Hella Mewis, who ran arts programmes at Iraqi art collective Tarkib, had left her office and was riding her bicycle when two vehicles, one of them a white pickup, were seen kidnapping her, a security source and a friend told AFP.
Security forces immediately launched an operation to search for Mewis, forming a team comprising forces from the intelligence service and criminal police personnel to investigate the case.
"Efforts are under way to uncover the location of the German citizen and to secure her release," said Interior Ministry spokesman Maj. Gen. Saad Maan.
"The issue is receiving much attention," he said, noting that Interior Minister Othman al-Ghanimi has directed security forces to intensify search operations.
The German Foreign Ministry on Tuesday said that a crisis team had been set up following the incident.
"The authorities should find out the activist’s fate, apprehend the perpetrators, and prosecute them for this reprehensible act," said Ghazi Faisal Hussein, an adviser to the Iraqi Centre for Strategic Studies.
Such "cowardly acts" should not be tolerated, he told Diyaruna, calling for a transparent investigation.
"We are facing serious crimes that threaten national security," he said, adding that those responsible for such crimes are challenging the rule of law.
Their goal seems to be to spread chaos and push Iraq towards a breakdown, detract from the prestige of state institutions and present it as unable to provide protection to its citizens, residents and foreign interests, he said.
Abductions of foreigners
It is most likely that Iran-aligned militias are behind the German citizen’s kidnapping, military expert Jalil Khalaf told Diyaruna.

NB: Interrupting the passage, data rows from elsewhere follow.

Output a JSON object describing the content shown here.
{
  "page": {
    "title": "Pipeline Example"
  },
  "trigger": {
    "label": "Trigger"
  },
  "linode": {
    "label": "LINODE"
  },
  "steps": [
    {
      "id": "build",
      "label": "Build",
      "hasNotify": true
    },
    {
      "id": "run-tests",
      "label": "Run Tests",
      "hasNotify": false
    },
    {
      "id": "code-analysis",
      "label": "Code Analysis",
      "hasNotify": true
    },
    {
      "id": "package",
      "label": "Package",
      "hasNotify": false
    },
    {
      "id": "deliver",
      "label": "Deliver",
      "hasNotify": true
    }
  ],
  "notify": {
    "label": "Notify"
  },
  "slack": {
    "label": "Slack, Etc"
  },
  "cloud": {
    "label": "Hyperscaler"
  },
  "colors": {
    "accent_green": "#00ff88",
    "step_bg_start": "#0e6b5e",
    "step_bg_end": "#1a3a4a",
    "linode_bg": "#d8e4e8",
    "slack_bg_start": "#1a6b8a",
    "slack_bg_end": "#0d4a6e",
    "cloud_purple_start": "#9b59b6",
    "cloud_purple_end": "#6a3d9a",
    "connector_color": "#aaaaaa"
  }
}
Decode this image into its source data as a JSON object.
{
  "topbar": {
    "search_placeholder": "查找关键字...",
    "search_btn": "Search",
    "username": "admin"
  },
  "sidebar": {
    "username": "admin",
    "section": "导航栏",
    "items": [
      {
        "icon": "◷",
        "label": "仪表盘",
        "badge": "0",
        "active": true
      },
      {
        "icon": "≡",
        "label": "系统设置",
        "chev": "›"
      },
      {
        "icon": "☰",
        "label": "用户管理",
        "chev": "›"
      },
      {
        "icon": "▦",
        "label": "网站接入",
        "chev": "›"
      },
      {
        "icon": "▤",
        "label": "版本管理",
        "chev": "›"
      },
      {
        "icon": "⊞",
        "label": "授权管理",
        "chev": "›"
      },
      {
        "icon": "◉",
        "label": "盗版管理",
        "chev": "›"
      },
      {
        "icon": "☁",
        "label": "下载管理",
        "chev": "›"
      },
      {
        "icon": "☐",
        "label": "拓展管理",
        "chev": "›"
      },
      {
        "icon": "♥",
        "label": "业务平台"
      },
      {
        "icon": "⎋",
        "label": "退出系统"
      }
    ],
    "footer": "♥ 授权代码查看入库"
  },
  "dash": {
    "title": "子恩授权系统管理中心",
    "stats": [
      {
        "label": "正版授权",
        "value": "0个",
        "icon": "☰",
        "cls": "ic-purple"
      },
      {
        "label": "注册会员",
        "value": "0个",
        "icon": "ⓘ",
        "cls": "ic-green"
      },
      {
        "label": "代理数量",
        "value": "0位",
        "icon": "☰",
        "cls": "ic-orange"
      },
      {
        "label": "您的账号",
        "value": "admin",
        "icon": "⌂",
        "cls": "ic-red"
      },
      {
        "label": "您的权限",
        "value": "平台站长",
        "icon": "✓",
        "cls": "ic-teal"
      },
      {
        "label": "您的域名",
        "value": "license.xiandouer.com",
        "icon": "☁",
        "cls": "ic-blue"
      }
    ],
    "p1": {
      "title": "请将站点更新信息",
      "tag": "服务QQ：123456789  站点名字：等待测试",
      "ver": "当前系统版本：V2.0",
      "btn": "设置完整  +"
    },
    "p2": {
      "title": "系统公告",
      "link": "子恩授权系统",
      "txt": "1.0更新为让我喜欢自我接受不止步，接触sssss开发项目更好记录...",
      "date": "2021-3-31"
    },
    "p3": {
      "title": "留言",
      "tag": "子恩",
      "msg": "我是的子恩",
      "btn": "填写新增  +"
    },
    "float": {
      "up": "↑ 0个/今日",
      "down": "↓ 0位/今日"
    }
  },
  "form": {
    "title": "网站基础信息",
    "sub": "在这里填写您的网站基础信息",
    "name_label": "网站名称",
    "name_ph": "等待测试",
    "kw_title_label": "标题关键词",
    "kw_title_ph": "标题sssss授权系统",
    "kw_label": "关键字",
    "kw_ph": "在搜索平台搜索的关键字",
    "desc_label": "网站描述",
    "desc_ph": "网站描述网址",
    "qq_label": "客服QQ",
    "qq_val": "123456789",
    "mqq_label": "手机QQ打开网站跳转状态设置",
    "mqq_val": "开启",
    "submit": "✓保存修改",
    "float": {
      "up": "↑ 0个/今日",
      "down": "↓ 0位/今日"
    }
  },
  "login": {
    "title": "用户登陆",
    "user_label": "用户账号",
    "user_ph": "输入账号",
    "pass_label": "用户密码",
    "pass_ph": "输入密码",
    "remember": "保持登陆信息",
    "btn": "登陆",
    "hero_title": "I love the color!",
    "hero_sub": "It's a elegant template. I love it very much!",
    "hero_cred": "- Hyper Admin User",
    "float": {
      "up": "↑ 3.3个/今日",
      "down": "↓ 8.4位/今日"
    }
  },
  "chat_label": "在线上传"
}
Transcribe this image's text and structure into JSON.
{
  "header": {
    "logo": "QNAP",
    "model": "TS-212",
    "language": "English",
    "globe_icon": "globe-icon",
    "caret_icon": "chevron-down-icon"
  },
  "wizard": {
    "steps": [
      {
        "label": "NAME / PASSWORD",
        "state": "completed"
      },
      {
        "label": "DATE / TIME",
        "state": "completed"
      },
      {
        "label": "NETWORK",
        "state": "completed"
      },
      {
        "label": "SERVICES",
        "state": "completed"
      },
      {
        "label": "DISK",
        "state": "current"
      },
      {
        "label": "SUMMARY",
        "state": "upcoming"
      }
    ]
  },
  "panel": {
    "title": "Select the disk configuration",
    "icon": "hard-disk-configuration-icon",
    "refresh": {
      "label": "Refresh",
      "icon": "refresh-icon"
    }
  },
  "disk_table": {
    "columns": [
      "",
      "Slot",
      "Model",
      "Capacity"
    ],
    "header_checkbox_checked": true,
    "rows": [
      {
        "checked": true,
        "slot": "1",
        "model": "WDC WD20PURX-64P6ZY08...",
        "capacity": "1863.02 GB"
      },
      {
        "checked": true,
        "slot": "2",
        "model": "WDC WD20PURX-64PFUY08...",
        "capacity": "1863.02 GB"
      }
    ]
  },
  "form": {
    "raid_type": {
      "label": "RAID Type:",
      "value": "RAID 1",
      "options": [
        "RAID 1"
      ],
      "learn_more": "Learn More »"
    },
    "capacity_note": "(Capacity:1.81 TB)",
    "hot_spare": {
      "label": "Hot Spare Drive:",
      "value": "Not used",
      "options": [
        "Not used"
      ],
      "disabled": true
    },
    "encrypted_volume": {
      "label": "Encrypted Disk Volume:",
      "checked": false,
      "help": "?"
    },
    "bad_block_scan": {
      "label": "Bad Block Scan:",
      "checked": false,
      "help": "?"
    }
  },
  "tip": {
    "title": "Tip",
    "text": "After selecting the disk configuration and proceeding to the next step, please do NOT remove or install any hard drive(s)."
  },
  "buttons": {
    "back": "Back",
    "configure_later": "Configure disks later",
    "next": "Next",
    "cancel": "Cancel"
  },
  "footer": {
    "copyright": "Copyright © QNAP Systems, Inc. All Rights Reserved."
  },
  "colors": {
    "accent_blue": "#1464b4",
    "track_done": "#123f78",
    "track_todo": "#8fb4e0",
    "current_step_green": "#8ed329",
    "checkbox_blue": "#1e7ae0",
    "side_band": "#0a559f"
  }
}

These militias have been widely blamed for a spate of kidnappings and assassinations in Iraq since popular protests broke out late last year, he said.
Around 550 people have died in protest-related violence, including two dozen activists who were shot dead by unidentified men, usually on motorcycles.
Dozens more were kidnapped, some of whom were later released near their homes. The whereabouts of others remain unknown.
Amnesty International has slammed the incidents as "a growing lethal campaign of harassment, intimidation, abductions and deliberate killings of activists and protesters".
This year has seen a worrying spike in abductions of foreigners.
On New Year's Eve, two French freelance journalists were taken hostage for 36 hours and three French NGO workers were held for two months.
These "dark agents" seek to harm Iraq’s reputation, isolate it from the international community and tarnish its reputation, by signaling that Iraq remains an "unsafe and dangerous environment", Khalaf said.
'Message of intimidation'
"This is a message of intimidation to investors, businessmen and to those who work at humanitarian organisations and international support missions," Khalaf said.
There can be no stability, progress or prosperity "as long as these groups see themselves free from accountability and able to escape punishment", he added.
"We want the government to use all of its powers to search for Mewis and bring her back safely to her family, friends and loved ones, and to hold the kidnappers accountable," he said.
"Mewis is a friend of Iraq who loves the country’s heritage and culture, evidenced by her having lived in Baghdad for several years and helped train Iraqi youths in the arts," he added.
Since the kidnapping, social media has been flooded with posts by Iraqi activists calling for her release, under the hashtag #free_hellamewis.